I’ve just finished listening to a 24 lecture series called “Writing Great Sentences.” I enjoyed it a lot–’twas all about cumulative sentences, parallel construction, writing with double rhythms, triple rhythms, and “duple and triple rhythms,” etc.
But I think my favorite lecture came at the end, and I have two thoughts to share. First, the professor (Dr. Brooks Landon) talked about “mythrules”–and I loved his word. According to Dr. Landon, “mythrules” are “rules that rule no one–other than perhaps a handful of pop-grammarians and hardened purists who lok for their authority somewhere in the sky rather than here on earth.” (Quote from Edgar H. Schuster).
As I teach writing, I talk about a lot of rules . . . but I’m amazed when I hear about even more from my students. And I never mention a rule without prefacing it with the comment, “Nine times out of ten . . .” because no writing rule is absolute. But beginning writers tend to cling to rules as if they were some kind of magic wand, and by following them exactly, they’ll somehow find their work publishable.
But excellence is a lot more than not breaking the rules.

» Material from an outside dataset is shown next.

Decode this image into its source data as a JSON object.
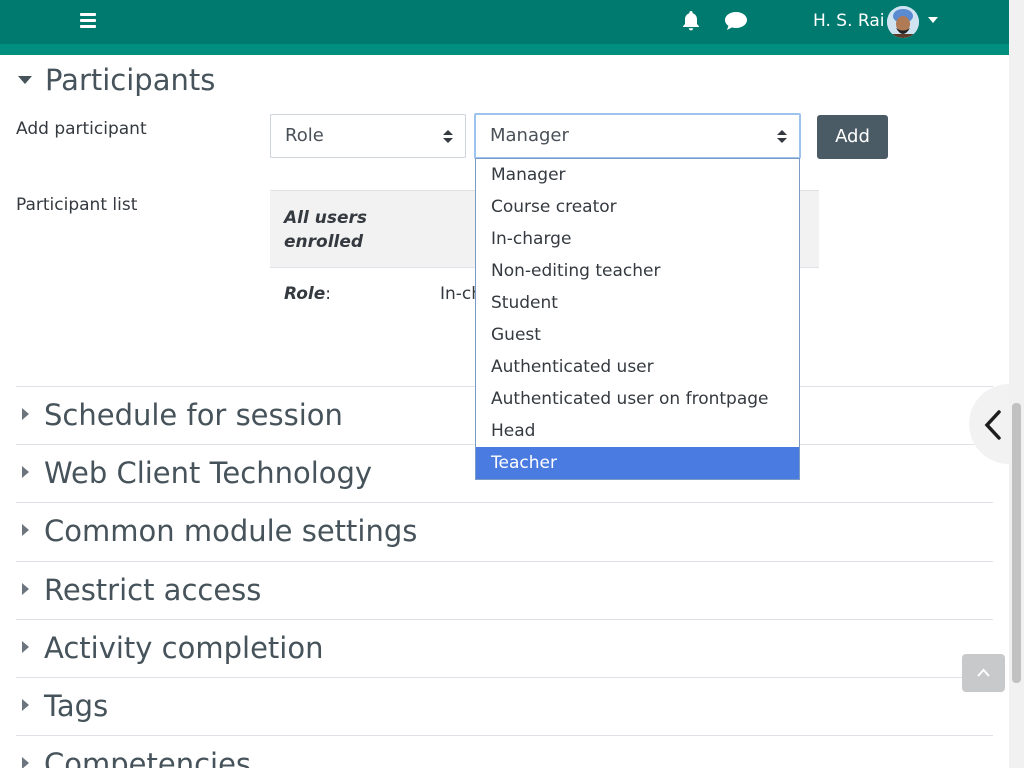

It’s writing original material, with a fresh and unique voice, and too often the “rules” tend to whittle that voice away.
Dr. Landon suggests that writers “test” their rules by picking up a work by a good, published author and reading it. If they don’t break the “rule,” then it’s probably a good idea that you follow it, too. But if they do break it, then don’t sweat that particular rule.
Another comment that struck me was the idea that we’ve all been taught–in school, in seminars, etc–that clarity in writing is the number one priority, but whittling down our words to bare bones “drains style away.” In the words of one writer, “the books” don’t teach style–they abolish it.
So I’m going to be taking some more liberties in my own writing–trying out some long cumulative sentences, working on parallelism, contrasting duple and triple rhythms, and trying to come up with some new forms. I’ve learned about “crot” (a short, somewhat paragraph-like chunk of prose that functions more like a stanza in poetry) and “Grammar B”, and I’m jazzed about entering the digital age and thinking that maybe we won’t write in a linear fashion anymore. With hyperlinks available to us in digital formats, why not write in branching story trees? You could have dozens of story endings, depending upon which links were followed when.
I really liked this observation from Winston Weathers:
“I write for many reasons, to communicate many things. And yet much of what I wish to communicate does not seem to be expressible within the ordinary conventions of composition as I have learned them and mastered them in the long years of my education.
“What I’ve been taught to construct is the well-made box. I have been taught to put ‘what I have to say’ into a container that is always remarkably the same, that–in spite of varying decorations–keeps to a basically conventional form: a solid bottom, four upright sides, a fine-fitting lid.
“Indeed, I may be free to put ‘what I have to say’ in the plain box or in the ornate box, in the large box or in the small box, in the fragile box of in the sturdy box. But always the box–squarish or rectangular. And I begin to wonder if there isn’t somewhere a round box or oval box or tubular box. If somewhere there isn’t some sort of container 1) that will allow me to package ‘what I have to say’ without trimming my ‘content’ to fit into a particular compositional mode 2) that will actually encourage me to discover new ‘things to say’ because of the very opportunity a newly-shaped container gives me, 3) that will be more suitable perhaps to my own mental processes, and 4) that will provide me with a greater rhetorical flexibility, allowing me to package what I have to say in more ways than one and thus reach more audiences than one.” –Winston Weathers An Alternate Style (1980)
So if you’re a writer, go forth today and set yourself free to find your voice. Find your unique box–or tube or tree–and write away. 🙂